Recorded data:
★ ★ ★ ★ ★

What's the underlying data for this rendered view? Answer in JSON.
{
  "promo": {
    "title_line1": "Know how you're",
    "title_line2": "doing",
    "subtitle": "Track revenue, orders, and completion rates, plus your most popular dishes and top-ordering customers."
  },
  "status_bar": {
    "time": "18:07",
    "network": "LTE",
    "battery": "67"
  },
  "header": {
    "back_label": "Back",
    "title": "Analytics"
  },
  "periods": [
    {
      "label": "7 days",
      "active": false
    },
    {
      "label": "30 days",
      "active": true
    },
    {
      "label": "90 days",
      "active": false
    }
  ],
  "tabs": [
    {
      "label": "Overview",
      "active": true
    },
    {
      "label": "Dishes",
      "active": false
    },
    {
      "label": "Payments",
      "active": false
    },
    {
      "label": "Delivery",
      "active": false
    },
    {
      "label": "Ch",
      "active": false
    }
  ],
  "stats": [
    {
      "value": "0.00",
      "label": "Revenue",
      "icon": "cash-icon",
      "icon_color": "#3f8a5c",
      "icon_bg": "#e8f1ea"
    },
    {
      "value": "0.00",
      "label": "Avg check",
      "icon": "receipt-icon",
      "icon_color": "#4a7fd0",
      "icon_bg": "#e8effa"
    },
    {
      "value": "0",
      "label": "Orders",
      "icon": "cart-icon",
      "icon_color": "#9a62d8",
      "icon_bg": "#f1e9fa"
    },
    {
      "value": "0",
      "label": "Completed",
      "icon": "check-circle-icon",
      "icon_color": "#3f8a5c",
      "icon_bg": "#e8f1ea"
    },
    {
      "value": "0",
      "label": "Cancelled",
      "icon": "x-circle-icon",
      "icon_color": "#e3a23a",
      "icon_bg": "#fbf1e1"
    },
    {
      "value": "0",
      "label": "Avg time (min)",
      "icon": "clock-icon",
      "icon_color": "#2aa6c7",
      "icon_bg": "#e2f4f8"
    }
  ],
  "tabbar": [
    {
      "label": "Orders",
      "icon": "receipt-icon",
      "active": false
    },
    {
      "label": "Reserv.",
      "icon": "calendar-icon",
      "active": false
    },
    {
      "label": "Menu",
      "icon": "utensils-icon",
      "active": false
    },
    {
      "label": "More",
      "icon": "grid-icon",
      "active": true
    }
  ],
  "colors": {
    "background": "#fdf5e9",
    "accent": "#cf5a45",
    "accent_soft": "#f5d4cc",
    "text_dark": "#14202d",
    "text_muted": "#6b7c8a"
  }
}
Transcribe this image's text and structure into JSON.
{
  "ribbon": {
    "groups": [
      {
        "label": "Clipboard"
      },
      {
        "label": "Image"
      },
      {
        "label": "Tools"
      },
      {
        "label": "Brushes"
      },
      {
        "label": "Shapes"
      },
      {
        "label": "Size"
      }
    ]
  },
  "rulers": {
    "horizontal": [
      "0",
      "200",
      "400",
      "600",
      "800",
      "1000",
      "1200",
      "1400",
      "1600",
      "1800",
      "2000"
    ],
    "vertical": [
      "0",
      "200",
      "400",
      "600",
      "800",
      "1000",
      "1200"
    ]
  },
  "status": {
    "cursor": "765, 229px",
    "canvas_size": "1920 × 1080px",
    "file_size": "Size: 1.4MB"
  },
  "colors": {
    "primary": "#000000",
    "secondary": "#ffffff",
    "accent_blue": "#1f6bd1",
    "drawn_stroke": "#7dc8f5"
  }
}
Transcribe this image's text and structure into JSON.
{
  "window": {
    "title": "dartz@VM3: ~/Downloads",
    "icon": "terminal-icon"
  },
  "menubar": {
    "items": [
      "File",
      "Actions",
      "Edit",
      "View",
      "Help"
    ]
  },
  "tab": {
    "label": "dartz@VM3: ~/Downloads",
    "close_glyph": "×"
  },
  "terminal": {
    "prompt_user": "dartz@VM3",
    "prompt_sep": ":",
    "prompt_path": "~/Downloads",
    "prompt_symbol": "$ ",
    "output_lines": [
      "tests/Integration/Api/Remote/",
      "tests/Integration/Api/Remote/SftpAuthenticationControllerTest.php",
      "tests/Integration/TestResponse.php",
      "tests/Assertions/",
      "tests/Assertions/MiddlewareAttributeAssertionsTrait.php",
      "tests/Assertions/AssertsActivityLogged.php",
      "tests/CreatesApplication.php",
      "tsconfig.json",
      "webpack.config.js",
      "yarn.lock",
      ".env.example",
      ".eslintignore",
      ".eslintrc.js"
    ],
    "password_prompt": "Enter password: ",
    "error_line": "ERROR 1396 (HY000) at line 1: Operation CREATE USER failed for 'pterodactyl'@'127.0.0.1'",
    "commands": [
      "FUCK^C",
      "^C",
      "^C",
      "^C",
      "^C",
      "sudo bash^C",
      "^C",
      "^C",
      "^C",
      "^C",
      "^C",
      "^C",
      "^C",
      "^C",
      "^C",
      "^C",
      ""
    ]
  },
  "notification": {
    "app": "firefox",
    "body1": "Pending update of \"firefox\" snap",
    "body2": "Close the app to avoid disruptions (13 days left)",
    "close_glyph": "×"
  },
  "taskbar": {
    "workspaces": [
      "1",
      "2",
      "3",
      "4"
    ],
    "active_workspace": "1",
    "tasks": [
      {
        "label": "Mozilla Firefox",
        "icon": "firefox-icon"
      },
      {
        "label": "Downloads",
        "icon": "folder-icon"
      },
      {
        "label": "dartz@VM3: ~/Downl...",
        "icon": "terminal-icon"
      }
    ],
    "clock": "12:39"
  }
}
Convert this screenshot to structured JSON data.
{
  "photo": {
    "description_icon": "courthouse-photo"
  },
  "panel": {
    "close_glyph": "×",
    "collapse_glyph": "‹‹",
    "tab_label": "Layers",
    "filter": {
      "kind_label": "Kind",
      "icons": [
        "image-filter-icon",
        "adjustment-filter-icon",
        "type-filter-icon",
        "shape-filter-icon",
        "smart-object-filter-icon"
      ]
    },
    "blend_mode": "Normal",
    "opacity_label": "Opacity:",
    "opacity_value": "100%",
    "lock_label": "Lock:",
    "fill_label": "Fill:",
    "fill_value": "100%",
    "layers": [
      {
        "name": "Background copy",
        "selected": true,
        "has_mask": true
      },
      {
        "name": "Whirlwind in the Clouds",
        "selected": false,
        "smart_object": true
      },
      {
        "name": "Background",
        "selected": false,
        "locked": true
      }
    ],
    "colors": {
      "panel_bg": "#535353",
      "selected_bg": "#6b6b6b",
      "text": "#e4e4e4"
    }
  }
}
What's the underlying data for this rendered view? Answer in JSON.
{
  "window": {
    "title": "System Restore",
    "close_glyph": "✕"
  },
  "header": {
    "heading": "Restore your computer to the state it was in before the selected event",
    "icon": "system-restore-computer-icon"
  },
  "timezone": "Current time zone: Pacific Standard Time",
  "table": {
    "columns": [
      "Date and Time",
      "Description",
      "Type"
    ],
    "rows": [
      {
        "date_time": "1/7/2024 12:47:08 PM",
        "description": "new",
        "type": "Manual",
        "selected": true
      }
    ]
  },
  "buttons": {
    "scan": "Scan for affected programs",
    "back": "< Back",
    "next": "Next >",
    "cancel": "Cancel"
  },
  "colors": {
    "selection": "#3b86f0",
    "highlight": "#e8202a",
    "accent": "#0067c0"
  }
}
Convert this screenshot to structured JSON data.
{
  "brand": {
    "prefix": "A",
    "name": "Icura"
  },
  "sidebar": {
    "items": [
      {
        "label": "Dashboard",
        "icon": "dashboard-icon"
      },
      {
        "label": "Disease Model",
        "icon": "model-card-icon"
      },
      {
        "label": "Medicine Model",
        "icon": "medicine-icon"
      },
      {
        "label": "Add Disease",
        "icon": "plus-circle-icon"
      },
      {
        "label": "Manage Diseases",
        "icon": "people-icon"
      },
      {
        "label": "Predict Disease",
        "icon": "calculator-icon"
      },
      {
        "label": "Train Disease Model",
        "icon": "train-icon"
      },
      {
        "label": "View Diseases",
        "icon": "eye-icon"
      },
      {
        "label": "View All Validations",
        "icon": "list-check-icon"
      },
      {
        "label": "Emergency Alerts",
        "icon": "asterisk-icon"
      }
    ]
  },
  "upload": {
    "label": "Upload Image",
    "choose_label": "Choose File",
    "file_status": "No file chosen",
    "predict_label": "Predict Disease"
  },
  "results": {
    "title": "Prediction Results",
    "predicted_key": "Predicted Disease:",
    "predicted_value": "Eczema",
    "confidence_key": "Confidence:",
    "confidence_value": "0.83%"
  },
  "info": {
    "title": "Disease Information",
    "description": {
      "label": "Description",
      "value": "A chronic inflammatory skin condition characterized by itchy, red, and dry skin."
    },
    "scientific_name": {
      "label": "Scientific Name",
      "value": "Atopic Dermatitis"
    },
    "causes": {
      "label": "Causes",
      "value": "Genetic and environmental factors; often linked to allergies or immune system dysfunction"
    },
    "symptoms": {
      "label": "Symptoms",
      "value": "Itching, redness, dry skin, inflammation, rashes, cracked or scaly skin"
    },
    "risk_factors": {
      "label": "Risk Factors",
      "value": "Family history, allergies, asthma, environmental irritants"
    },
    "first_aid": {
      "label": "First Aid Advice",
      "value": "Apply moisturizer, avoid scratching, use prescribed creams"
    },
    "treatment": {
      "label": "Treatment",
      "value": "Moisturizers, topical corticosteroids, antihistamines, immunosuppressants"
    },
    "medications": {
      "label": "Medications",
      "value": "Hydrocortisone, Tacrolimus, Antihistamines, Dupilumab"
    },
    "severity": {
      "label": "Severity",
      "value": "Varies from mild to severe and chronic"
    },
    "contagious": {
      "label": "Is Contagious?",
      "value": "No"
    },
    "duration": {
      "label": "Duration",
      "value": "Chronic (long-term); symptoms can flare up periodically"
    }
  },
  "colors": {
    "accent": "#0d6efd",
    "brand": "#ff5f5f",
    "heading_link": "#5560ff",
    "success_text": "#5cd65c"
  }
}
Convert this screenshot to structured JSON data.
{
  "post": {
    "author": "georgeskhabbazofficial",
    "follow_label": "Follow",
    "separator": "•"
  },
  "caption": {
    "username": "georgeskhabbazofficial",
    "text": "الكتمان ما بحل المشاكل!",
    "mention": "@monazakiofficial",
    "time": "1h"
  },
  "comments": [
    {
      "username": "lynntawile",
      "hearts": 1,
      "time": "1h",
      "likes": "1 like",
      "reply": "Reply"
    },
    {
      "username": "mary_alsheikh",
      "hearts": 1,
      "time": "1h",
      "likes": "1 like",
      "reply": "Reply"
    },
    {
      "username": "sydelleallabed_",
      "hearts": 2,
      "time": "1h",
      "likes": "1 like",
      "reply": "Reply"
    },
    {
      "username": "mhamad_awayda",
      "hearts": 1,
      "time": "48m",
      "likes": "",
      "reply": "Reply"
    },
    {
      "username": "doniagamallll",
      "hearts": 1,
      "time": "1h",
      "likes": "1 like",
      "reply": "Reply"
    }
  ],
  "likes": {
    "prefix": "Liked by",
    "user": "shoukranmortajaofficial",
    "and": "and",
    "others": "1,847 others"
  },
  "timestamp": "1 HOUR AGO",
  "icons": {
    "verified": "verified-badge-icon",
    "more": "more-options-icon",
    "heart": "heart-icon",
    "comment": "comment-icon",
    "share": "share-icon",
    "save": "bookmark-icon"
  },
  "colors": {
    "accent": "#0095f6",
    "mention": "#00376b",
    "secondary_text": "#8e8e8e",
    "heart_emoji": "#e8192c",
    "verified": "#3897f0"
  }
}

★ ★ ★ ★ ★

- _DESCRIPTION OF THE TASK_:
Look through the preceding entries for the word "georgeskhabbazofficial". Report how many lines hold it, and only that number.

- _TASK OUTPUT_:
2